The original cast had, of course, all gone their separate ways, the show having been part of one of those pre-college, magical summers. But Cates remained, and although the task of recasting The Beatles yet again loomed large, he was certainly more than prepared for the task now, given his education and training. Still, there had been something kind of magical about watching the original production Come Together, as it were: on nothing more than a teenage dream and the generosity of a small community that wanted to see it come true.
When it came to bringing the Beatles show back to life — his pet project, his very real, practically unshakable passion-project — what Cates’ really had to put his trust in, what he really had to tap into, was not his degree, or his travels, or the people he’d rubbed elbows with, or the wealth of job experience he had.
Yes, those things were valuable, certainly made the task less insurmountable than when he had been a teenager — but what it really came down to, as evidenced by our conversation over coffee — was that what he just needed people to believe in it. He needed the community to want it, too.
And they did — not just our community, where it’s opening this weekend, but communities up and down the east coast. Cates has worked hard for this, and even now, a week out, I watch him furrow his brow over his notepad, or the scores, or the budget. I realize, as I watch the wheel of cognition turn within him, that he’s never stopped working for this.
When the show goes up this weekend, I’ll be there — dancing in the aisles, taking tickets, smiling at the crowd, making sure “the boys” have water.
I don’t know if it will have the same magic as the debut did — not because it’s a new cast, not because they’ve added a few different songs to the set — only because I’m different. I’m older, less prone to believing in magic.
That summer I first met Cates, when I was fifteen or so, I would have told you my favorite Beatles tune was Here Comes The Sun, because that’s what summer felt like when I was 15.
When Cates approached me to work on the show with him in 2011, I would have said my favorite song was Eleanor Rigby, because I was lonesome, and that year was a grim one for me. And later, during the show’s run, when a man I would go on to fall in love with ran from the theater after opening night singing “I’ve just seen a face . . .”
Here we are, close to ten years from that afternoon slapping a mop on the stage to the beat of Cates’ humming in the booth above me.
The lyric I think of now? Yours sincerely, wasting away comes to mind.
Or maybe, It’s been a hard day’s night, I should be sleeping like a log.
Or somedays, I don’t want to spoil the party so I’ll go.
Or take these broken wings and learn to fly?

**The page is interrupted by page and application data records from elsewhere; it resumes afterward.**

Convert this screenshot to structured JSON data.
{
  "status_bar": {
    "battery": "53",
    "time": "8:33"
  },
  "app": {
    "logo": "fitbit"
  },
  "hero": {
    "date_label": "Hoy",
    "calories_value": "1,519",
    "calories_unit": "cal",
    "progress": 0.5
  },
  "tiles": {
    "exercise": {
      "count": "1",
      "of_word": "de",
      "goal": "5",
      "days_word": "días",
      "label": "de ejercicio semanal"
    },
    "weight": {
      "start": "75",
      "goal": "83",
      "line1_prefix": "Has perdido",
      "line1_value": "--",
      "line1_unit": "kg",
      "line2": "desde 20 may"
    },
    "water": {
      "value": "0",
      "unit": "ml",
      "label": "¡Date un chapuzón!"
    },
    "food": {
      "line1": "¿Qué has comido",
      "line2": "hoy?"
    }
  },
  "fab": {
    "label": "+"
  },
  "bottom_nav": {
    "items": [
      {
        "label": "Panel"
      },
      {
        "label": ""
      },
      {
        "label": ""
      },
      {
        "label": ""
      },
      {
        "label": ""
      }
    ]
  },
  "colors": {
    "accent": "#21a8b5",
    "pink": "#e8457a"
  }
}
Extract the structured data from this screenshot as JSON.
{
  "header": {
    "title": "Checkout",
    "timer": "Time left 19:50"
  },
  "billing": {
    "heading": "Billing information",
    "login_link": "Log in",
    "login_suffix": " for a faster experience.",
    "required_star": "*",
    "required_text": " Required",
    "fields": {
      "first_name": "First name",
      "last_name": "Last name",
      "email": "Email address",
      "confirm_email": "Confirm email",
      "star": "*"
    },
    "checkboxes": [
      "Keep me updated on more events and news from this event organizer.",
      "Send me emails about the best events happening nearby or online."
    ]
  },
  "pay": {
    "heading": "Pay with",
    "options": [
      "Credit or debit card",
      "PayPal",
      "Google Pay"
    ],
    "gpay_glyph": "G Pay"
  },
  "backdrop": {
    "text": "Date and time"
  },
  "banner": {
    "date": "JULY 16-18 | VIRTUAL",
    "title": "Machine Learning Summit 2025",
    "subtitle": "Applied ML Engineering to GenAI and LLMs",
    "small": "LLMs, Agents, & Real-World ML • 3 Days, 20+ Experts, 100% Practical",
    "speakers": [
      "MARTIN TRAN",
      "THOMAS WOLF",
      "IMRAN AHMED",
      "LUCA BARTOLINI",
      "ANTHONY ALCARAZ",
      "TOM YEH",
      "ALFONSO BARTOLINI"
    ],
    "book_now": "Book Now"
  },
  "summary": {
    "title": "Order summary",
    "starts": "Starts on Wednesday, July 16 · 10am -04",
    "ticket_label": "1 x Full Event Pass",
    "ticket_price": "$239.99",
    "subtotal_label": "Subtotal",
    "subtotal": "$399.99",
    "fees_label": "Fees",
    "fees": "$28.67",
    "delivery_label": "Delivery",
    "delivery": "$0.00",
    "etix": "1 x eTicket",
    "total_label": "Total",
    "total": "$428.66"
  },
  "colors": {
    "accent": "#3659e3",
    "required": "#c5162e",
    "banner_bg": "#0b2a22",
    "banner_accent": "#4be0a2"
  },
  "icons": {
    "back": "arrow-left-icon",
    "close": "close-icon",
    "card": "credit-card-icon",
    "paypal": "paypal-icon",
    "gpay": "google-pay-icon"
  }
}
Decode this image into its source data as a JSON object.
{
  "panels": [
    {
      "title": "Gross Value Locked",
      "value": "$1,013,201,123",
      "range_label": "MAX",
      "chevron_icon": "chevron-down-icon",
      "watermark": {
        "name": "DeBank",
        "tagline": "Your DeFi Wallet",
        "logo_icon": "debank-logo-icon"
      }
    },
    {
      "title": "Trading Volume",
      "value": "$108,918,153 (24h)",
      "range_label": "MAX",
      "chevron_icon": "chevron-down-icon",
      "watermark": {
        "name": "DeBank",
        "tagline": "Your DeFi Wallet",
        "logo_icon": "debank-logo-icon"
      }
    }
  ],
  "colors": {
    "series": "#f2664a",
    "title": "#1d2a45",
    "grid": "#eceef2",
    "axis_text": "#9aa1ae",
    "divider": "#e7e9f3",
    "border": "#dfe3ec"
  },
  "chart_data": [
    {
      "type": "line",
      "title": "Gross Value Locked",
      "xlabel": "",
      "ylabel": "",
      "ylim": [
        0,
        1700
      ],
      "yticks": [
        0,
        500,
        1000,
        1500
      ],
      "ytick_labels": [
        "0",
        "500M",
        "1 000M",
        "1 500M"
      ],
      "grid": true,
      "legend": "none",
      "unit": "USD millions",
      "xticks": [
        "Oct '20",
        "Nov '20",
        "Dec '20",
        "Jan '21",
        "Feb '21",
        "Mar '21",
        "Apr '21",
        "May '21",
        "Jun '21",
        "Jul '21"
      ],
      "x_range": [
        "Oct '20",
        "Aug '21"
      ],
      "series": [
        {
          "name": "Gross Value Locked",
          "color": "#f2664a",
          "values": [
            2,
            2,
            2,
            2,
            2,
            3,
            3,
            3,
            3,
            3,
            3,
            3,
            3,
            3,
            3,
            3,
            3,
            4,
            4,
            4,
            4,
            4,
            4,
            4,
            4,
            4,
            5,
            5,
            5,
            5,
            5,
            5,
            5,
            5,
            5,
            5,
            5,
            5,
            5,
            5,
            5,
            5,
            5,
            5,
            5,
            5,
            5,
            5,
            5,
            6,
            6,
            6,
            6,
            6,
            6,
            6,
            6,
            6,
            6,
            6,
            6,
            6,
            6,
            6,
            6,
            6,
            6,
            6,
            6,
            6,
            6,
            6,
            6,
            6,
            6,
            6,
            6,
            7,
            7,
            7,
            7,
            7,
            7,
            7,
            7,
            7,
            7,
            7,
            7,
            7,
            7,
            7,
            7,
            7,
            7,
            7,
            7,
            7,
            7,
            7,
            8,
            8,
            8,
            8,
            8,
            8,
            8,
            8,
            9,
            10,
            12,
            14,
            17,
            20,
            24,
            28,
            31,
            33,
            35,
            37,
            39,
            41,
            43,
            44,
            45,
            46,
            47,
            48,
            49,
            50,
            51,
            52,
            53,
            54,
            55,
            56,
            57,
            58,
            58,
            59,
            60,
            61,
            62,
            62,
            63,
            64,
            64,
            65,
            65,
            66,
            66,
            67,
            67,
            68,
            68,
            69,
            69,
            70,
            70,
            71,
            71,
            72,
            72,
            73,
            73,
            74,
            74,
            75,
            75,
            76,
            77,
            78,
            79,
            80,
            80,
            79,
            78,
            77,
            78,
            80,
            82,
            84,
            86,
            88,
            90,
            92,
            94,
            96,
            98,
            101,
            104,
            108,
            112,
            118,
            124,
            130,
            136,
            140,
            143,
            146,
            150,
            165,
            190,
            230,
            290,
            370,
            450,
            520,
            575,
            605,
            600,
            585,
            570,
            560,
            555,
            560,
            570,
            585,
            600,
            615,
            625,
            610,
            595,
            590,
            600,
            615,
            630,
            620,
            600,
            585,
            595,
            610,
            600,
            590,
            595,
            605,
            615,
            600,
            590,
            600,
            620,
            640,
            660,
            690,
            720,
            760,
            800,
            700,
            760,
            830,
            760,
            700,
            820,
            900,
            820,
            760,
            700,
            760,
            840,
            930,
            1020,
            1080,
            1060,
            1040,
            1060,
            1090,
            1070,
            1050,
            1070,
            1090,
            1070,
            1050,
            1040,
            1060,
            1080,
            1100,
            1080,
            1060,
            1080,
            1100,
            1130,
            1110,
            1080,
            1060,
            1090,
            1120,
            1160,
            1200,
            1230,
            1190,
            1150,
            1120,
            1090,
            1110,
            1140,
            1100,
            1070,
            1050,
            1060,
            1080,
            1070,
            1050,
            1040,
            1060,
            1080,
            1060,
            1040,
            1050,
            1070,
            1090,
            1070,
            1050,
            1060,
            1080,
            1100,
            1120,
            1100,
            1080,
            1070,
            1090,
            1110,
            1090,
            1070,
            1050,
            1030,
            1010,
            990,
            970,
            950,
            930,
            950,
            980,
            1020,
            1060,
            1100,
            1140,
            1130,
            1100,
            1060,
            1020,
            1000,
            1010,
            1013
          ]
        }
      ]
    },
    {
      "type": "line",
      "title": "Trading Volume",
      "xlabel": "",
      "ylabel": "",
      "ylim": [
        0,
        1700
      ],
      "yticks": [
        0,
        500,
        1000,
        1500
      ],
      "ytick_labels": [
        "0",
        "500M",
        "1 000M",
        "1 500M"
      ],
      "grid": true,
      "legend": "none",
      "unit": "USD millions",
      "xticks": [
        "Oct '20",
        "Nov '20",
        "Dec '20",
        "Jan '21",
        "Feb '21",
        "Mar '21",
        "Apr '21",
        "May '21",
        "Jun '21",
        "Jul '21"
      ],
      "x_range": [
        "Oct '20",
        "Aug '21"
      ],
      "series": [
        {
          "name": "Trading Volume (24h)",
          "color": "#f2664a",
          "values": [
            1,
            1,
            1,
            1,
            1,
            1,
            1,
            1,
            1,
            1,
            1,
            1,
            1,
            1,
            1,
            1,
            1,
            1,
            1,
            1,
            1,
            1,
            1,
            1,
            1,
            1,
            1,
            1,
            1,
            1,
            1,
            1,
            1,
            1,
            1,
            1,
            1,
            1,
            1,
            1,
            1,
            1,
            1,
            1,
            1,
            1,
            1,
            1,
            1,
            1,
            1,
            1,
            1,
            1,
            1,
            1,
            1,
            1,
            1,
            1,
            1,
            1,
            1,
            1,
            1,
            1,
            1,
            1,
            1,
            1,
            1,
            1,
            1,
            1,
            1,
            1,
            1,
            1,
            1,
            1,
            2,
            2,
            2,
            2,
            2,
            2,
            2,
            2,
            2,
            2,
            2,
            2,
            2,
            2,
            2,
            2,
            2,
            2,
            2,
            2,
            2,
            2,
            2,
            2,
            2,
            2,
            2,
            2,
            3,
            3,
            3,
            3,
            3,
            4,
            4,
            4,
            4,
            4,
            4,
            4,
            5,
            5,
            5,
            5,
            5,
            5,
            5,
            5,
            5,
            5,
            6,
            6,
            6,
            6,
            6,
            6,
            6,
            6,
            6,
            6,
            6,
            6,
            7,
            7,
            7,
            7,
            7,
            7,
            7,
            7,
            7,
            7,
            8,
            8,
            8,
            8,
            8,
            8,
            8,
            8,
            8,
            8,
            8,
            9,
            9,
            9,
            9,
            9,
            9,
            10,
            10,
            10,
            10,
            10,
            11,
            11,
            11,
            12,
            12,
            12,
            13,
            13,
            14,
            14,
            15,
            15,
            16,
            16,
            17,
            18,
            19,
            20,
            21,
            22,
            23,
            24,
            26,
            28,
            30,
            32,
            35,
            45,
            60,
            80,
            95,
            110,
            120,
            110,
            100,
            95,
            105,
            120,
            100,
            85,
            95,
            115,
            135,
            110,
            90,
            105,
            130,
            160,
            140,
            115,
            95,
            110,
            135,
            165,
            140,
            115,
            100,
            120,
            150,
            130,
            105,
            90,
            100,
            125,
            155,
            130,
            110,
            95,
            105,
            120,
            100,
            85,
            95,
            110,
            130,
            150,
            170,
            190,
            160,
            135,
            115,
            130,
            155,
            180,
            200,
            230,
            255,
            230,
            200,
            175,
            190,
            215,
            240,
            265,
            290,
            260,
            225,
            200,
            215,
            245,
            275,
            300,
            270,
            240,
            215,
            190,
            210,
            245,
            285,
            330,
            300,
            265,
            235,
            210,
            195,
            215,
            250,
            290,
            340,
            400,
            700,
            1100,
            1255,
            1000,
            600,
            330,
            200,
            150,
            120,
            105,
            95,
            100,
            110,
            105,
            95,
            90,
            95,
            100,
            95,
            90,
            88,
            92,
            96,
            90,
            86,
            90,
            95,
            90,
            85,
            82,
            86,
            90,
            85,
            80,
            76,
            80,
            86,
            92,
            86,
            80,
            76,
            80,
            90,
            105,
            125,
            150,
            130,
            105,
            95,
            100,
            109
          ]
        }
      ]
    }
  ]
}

I guess I’ll have to get back to you after the show, tell you which song stopped me in my tracks and took me back to the dusty barn theaters of my youth, to that grinning kid in the lighting booth.
I might have said he was a dreamer — but he wasn’t the only one.